Exercise instructions: Look in the material below for the line with "Transcribe this image's" and the line with "Serialize everything readable", then set down exactly those two lines and all lines between, nothing more.

Material for this task:
• • • • • • •

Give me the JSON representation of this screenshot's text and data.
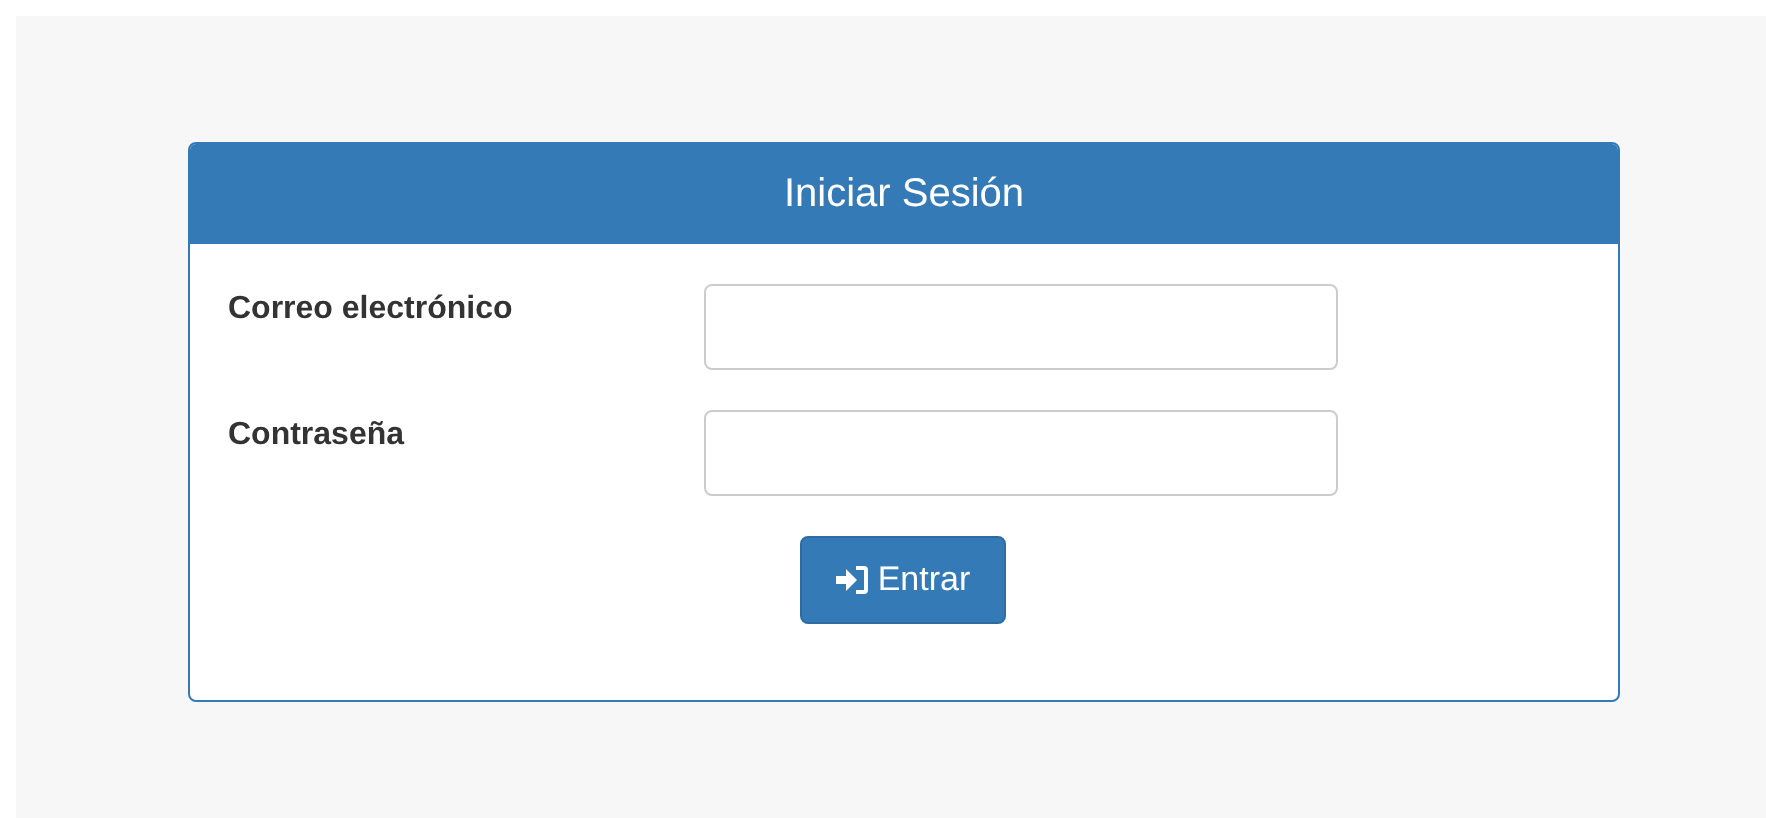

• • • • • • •

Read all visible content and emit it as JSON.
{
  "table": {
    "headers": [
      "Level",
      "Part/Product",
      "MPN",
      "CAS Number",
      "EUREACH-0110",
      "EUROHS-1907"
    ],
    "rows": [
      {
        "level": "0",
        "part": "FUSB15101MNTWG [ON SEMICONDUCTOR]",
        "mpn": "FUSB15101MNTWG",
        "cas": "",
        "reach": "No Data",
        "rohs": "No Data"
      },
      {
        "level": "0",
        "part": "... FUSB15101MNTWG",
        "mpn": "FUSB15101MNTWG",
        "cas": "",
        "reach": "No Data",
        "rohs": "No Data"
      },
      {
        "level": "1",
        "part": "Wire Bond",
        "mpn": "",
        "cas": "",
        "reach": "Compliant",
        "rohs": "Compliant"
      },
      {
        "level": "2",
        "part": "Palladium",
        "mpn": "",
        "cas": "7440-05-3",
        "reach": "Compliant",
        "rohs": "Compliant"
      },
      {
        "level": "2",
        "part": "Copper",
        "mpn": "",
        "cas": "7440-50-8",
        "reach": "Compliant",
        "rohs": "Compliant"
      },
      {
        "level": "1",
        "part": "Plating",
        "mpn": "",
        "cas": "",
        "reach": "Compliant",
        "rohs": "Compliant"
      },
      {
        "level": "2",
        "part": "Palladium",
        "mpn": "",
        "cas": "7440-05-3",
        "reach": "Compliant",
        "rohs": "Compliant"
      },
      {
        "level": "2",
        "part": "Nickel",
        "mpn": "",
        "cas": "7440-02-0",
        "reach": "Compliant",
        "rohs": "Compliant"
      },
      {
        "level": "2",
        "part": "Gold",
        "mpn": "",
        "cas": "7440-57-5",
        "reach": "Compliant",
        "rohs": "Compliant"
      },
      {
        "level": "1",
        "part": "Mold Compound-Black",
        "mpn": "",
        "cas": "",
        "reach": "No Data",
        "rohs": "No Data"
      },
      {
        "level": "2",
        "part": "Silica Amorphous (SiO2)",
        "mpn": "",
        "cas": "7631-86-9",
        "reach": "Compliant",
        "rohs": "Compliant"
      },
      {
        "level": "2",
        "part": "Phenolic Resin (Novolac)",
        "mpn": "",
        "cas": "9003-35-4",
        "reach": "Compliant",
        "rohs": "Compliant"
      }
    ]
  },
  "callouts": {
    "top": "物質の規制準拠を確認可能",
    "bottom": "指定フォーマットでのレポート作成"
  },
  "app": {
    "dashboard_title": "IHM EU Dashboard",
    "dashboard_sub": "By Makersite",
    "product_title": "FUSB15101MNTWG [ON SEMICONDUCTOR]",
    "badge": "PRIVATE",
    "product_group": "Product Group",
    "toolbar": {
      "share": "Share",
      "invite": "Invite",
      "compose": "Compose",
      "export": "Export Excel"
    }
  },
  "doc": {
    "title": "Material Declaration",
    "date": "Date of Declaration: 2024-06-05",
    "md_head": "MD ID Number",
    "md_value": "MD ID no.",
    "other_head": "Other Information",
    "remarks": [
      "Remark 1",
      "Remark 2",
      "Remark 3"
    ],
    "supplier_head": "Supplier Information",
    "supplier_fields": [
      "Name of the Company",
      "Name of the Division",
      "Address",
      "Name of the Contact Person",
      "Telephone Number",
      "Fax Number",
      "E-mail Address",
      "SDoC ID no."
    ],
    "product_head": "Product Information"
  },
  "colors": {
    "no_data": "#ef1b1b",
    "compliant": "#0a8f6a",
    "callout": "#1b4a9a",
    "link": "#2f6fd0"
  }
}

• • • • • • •

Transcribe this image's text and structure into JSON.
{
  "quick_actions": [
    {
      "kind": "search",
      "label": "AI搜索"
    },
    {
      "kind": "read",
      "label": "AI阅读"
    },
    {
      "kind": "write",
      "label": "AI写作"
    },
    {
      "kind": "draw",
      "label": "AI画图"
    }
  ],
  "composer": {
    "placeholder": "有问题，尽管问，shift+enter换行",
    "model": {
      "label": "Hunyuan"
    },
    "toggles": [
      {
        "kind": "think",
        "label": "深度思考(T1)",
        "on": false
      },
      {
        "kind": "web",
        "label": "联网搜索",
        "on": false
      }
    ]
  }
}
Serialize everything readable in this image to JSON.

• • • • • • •

Reply:
Transcribe this image's text and structure into JSON.
{
  "quick_actions": [
    {
      "kind": "search",
      "label": "AI搜索"
    },
    {
      "kind": "read",
      "label": "AI阅读"
    },
    {
      "kind": "write",
      "label": "AI写作"
    },
    {
      "kind": "draw",
      "label": "AI画图"
    }
  ],
  "composer": {
    "placeholder": "有问题，尽管问，shift+enter换行",
    "model": {
      "label": "Hunyuan"
    },
    "toggles": [
      {
        "kind": "think",
        "label": "深度思考(T1)",
        "on": false
      },
      {
        "kind": "web",
        "label": "联网搜索",
        "on": false
      }
    ]
  }
}
Serialize everything readable in this image to JSON.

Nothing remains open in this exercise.